"The OK Book". They are all delightful. Riley likes The OK book because of the art - so simple, the word "OK" turned all different ways to represent a human figure trying out all kinds of things. For some reason it just tickles his fancy. I am really looking forward to seeing what evolves from her "Lovely" project.
Another book I've just finished is, "The Secret Spiritual World of Children" by Tobin Hart. It is as much a parenting book as it is one about mystical experiences of children. It is full of anecdotes of children having visions, memories of other lives, extreme compassion and empathy, none of which I found particularly surprising. I also found it insightful in how to raise my own son as a questioning person. Raised as a Protestant, I haven't gone to church regularly in decades but my spiritual life and growth has been very rich nevertheless. But questions still dog me about how we live our life, how much religion should be put into Christmas, does it center around the virgin birth or can it be seen and lived as a time to be still, generous (in what ever way you can and not necessarily monetarily), kind, mindful, an attitude to really be adopted more than once a year. By Riley's age I had been in Sunday school a few years and was well enough versed in bible stories. We've had a death in the family in recent years but not one that was so close that it touched Riley more than superficially. He asks questions about ghosts quite a bit and about other worlds. And I always try to explain things to him in a way that doesn't leave him fearful but I can't say for sure one way or another what is true or not. It's can be a tricky situation.

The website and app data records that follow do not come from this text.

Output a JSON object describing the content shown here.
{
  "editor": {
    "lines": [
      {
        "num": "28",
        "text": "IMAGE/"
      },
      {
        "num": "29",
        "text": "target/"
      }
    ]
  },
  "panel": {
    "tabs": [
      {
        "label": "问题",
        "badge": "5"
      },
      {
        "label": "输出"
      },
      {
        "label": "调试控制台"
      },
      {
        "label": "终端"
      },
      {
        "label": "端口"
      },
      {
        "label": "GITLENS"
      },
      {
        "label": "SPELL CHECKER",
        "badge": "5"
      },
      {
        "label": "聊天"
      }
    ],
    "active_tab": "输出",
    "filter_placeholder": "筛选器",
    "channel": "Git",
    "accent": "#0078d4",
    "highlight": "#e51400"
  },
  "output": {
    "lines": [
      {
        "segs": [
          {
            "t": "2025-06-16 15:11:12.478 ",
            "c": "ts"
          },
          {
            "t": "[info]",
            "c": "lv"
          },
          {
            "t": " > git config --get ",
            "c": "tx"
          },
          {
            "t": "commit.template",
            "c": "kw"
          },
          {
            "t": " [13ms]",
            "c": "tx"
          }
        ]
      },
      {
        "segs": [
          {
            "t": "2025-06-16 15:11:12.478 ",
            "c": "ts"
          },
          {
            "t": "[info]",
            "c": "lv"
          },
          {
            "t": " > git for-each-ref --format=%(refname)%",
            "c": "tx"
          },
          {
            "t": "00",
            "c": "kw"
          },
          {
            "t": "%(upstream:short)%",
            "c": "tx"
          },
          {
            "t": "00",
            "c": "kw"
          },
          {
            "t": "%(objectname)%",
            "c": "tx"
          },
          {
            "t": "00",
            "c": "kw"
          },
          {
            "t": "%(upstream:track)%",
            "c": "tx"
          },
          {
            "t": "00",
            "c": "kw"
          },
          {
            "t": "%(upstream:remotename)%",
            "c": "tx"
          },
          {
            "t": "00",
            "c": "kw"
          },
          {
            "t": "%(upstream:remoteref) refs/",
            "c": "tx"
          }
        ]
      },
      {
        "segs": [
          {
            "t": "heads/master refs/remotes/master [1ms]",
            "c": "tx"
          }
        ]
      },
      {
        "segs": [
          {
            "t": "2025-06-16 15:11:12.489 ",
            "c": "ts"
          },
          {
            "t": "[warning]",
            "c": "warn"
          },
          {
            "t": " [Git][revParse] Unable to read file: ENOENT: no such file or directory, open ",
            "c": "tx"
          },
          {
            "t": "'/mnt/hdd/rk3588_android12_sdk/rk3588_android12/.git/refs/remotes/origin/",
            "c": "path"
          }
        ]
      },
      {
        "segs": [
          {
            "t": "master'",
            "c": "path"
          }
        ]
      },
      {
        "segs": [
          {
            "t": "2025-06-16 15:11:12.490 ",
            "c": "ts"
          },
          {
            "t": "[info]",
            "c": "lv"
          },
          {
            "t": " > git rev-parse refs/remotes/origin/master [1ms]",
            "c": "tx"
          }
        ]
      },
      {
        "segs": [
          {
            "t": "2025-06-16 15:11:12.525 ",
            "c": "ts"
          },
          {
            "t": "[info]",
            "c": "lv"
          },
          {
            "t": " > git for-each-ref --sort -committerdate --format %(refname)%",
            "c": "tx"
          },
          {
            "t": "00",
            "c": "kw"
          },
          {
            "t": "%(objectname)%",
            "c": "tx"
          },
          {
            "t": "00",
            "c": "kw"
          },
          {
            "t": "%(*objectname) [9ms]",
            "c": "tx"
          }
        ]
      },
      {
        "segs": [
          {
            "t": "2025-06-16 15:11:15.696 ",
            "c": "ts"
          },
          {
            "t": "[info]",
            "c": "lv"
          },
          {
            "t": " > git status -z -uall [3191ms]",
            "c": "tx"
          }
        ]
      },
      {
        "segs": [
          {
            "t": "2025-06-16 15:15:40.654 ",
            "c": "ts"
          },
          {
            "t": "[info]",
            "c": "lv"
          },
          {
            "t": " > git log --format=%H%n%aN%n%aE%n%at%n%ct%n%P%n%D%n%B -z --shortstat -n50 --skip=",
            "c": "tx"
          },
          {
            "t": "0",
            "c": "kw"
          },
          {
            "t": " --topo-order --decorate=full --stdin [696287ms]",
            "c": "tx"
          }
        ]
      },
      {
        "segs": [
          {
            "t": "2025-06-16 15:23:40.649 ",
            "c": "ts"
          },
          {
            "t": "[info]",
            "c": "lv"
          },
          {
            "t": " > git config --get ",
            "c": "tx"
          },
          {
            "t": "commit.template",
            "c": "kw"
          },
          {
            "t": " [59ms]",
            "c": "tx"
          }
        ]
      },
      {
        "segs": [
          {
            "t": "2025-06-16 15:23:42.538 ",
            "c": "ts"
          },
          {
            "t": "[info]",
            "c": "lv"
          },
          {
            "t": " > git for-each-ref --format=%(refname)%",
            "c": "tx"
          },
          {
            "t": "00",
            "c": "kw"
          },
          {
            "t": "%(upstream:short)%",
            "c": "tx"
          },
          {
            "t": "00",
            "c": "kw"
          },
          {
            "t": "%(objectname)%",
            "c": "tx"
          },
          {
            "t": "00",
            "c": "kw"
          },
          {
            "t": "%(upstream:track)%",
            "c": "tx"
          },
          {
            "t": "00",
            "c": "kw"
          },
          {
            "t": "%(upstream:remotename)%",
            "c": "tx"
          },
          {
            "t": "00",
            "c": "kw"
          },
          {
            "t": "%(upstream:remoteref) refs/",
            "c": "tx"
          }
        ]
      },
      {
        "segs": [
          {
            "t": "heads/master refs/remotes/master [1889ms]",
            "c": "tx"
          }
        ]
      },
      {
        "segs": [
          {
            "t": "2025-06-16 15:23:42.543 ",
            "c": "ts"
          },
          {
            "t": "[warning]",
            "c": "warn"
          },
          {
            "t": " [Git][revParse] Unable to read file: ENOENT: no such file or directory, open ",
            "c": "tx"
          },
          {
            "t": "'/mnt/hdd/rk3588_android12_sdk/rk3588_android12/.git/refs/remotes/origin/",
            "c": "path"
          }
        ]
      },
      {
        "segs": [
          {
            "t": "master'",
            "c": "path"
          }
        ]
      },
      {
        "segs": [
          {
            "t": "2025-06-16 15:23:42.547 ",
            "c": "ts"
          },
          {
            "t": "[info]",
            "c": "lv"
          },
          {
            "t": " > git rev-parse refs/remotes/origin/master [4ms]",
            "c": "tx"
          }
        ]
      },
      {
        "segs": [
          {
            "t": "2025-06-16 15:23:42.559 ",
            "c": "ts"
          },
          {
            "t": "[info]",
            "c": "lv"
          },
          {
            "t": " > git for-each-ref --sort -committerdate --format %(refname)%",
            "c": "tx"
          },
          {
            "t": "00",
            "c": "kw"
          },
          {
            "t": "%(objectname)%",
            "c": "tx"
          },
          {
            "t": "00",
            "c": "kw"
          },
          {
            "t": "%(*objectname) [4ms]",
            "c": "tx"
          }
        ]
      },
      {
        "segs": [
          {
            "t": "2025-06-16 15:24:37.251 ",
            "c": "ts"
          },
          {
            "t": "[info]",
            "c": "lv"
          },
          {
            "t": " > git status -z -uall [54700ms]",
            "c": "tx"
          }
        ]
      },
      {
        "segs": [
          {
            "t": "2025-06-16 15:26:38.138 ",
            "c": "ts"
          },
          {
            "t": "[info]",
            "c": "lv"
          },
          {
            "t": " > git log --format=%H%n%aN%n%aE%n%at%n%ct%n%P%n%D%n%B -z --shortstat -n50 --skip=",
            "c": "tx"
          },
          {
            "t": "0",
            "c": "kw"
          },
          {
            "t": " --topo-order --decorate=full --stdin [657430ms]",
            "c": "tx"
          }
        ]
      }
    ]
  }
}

A quote, "....this is the lesson of authenticity and integrity for children. Their most fundamental spiritual task is to become who they are, just as it is for us as adults. This begins by facing, owning and gently accepting who we are". I like that Hart doesn't always separate the issues children have from adults. As a parent, I often feel inept, without answers and just mucking it all up.
Another quote from the book from the poet Rainer Maria Rilke:
Be patient toward all that is unresolved in your heart Try to love the questions themselves. Do not now see the answers, which can not be given because you would not be able to live them - and the point is to live everything . Tobin suggests not always answering those difficult questions directly, instead asking your child what they think, giving them time to do the thinking and then re-opening the conversation at another time.
We never parent alone. Beyond whatever partner or community we may have, the child is our partner in parenting.
And still another one:
Development is often like a spiral in that we revisit similar themes in our life, but at new levels of the spiral...The challenge is to heal and learn as we go, to 'get' another piece of the learning at each new opportunity.
I was glad I read it and coming in at just under 300 pages, I did it in about ten days. A good investment of my time.
Well, it's never dull
19 hours ago